_Work required_
The listing that follows is to be repeated exactly.

_Provided records_
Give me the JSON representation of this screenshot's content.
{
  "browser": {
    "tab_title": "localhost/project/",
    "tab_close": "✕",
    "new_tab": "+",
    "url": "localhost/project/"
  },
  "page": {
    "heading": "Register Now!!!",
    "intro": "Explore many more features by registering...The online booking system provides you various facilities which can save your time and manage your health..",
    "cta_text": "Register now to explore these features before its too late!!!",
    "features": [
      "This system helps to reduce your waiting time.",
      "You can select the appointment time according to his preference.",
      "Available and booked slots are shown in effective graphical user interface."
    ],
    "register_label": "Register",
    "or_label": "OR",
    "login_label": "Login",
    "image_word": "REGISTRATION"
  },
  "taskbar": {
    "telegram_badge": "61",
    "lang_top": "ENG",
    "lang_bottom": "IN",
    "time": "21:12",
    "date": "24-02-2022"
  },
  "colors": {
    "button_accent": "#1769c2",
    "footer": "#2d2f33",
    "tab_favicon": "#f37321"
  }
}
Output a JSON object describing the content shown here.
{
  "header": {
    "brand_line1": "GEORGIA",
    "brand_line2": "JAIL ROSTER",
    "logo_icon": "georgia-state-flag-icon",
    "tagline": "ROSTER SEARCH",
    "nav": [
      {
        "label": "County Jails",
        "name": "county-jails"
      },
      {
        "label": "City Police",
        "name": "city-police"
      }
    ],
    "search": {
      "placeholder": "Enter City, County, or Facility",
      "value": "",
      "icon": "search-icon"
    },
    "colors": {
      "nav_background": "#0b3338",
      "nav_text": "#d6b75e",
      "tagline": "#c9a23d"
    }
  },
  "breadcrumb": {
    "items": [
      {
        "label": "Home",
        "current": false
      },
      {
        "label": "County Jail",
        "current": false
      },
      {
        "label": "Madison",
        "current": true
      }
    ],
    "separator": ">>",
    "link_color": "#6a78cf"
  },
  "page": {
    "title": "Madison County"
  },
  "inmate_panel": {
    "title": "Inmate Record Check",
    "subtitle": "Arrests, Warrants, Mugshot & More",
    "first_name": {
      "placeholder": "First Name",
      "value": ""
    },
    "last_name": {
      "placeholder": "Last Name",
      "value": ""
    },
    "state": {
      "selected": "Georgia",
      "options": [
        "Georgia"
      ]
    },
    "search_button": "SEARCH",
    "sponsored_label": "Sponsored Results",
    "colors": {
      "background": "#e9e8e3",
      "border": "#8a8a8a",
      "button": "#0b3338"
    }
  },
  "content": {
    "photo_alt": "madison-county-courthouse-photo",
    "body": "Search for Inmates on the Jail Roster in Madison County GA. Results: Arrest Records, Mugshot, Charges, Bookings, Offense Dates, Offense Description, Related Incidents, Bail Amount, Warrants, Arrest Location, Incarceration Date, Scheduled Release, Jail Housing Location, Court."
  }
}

_Answer space_
Give me the JSON representation of this screenshot's content.
{
  "browser": {
    "tab_title": "localhost/project/",
    "tab_close": "✕",
    "new_tab": "+",
    "url": "localhost/project/"
  },
  "page": {
    "heading": "Register Now!!!",
    "intro": "Explore many more features by registering...The online booking system provides you various facilities which can save your time and manage your health..",
    "cta_text": "Register now to explore these features before its too late!!!",
    "features": [
      "This system helps to reduce your waiting time.",
      "You can select the appointment time according to his preference.",
      "Available and booked slots are shown in effective graphical user interface."
    ],
    "register_label": "Register",
    "or_label": "OR",
    "login_label": "Login",
    "image_word": "REGISTRATION"
  },
  "taskbar": {
    "telegram_badge": "61",
    "lang_top": "ENG",
    "lang_bottom": "IN",
    "time": "21:12",
    "date": "24-02-2022"
  },
  "colors": {
    "button_accent": "#1769c2",
    "footer": "#2d2f33",
    "tab_favicon": "#f37321"
  }
}
Output a JSON object describing the content shown here.
{
  "header": {
    "brand_line1": "GEORGIA",
    "brand_line2": "JAIL ROSTER",
    "logo_icon": "georgia-state-flag-icon",
    "tagline": "ROSTER SEARCH",
    "nav": [
      {
        "label": "County Jails",
        "name": "county-jails"
      },
      {
        "label": "City Police",
        "name": "city-police"
      }
    ],
    "search": {
      "placeholder": "Enter City, County, or Facility",
      "value": "",
      "icon": "search-icon"
    },
    "colors": {
      "nav_background": "#0b3338",
      "nav_text": "#d6b75e",
      "tagline": "#c9a23d"
    }
  },
  "breadcrumb": {
    "items": [
      {
        "label": "Home",
        "current": false
      },
      {
        "label": "County Jail",
        "current": false
      },
      {
        "label": "Madison",
        "current": true
      }
    ],
    "separator": ">>",
    "link_color": "#6a78cf"
  },
  "page": {
    "title": "Madison County"
  },
  "inmate_panel": {
    "title": "Inmate Record Check",
    "subtitle": "Arrests, Warrants, Mugshot & More",
    "first_name": {
      "placeholder": "First Name",
      "value": ""
    },
    "last_name": {
      "placeholder": "Last Name",
      "value": ""
    },
    "state": {
      "selected": "Georgia",
      "options": [
        "Georgia"
      ]
    },
    "search_button": "SEARCH",
    "sponsored_label": "Sponsored Results",
    "colors": {
      "background": "#e9e8e3",
      "border": "#8a8a8a",
      "button": "#0b3338"
    }
  },
  "content": {
    "photo_alt": "madison-county-courthouse-photo",
    "body": "Search for Inmates on the Jail Roster in Madison County GA. Results: Arrest Records, Mugshot, Charges, Bookings, Offense Dates, Offense Description, Related Incidents, Bail Amount, Warrants, Arrest Location, Incarceration Date, Scheduled Release, Jail Housing Location, Court."
  }
}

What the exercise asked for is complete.